Dataset items:
Content starts
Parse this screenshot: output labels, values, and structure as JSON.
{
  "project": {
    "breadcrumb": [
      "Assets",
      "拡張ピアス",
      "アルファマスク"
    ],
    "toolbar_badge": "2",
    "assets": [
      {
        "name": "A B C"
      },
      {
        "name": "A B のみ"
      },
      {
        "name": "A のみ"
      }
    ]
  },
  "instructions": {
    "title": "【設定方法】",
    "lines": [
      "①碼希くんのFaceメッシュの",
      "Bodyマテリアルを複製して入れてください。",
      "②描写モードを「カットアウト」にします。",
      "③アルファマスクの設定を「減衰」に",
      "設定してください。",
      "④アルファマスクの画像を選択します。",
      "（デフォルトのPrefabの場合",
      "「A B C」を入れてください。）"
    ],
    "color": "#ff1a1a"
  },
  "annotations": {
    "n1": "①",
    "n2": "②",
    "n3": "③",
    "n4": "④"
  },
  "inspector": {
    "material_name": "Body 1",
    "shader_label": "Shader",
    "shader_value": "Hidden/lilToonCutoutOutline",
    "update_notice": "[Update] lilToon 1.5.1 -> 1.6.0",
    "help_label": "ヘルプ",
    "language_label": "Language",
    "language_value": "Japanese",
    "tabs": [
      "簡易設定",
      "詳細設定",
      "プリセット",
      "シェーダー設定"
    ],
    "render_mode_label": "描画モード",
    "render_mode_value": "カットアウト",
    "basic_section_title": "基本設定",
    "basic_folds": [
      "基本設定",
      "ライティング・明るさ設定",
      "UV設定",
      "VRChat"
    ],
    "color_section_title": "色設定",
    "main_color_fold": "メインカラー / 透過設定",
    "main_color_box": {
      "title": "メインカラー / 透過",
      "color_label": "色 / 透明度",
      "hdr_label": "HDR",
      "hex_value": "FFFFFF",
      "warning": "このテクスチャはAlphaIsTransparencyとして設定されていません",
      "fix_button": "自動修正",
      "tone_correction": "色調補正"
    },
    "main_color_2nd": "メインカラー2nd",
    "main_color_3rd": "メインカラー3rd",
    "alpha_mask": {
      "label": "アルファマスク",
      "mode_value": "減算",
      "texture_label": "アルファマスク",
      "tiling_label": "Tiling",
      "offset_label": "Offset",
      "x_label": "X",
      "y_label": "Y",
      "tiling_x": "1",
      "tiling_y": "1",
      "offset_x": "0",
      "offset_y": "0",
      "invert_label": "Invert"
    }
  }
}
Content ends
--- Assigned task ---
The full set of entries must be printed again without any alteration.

--- Answer to this task ---
Parse this screenshot: output labels, values, and structure as JSON.
{
  "project": {
    "breadcrumb": [
      "Assets",
      "拡張ピアス",
      "アルファマスク"
    ],
    "toolbar_badge": "2",
    "assets": [
      {
        "name": "A B C"
      },
      {
        "name": "A B のみ"
      },
      {
        "name": "A のみ"
      }
    ]
  },
  "instructions": {
    "title": "【設定方法】",
    "lines": [
      "①碼希くんのFaceメッシュの",
      "Bodyマテリアルを複製して入れてください。",
      "②描写モードを「カットアウト」にします。",
      "③アルファマスクの設定を「減衰」に",
      "設定してください。",
      "④アルファマスクの画像を選択します。",
      "（デフォルトのPrefabの場合",
      "「A B C」を入れてください。）"
    ],
    "color": "#ff1a1a"
  },
  "annotations": {
    "n1": "①",
    "n2": "②",
    "n3": "③",
    "n4": "④"
  },
  "inspector": {
    "material_name": "Body 1",
    "shader_label": "Shader",
    "shader_value": "Hidden/lilToonCutoutOutline",
    "update_notice": "[Update] lilToon 1.5.1 -> 1.6.0",
    "help_label": "ヘルプ",
    "language_label": "Language",
    "language_value": "Japanese",
    "tabs": [
      "簡易設定",
      "詳細設定",
      "プリセット",
      "シェーダー設定"
    ],
    "render_mode_label": "描画モード",
    "render_mode_value": "カットアウト",
    "basic_section_title": "基本設定",
    "basic_folds": [
      "基本設定",
      "ライティング・明るさ設定",
      "UV設定",
      "VRChat"
    ],
    "color_section_title": "色設定",
    "main_color_fold": "メインカラー / 透過設定",
    "main_color_box": {
      "title": "メインカラー / 透過",
      "color_label": "色 / 透明度",
      "hdr_label": "HDR",
      "hex_value": "FFFFFF",
      "warning": "このテクスチャはAlphaIsTransparencyとして設定されていません",
      "fix_button": "自動修正",
      "tone_correction": "色調補正"
    },
    "main_color_2nd": "メインカラー2nd",
    "main_color_3rd": "メインカラー3rd",
    "alpha_mask": {
      "label": "アルファマスク",
      "mode_value": "減算",
      "texture_label": "アルファマスク",
      "tiling_label": "Tiling",
      "offset_label": "Offset",
      "x_label": "X",
      "y_label": "Y",
      "tiling_x": "1",
      "tiling_y": "1",
      "offset_x": "0",
      "offset_y": "0",
      "invert_label": "Invert"
    }
  }
}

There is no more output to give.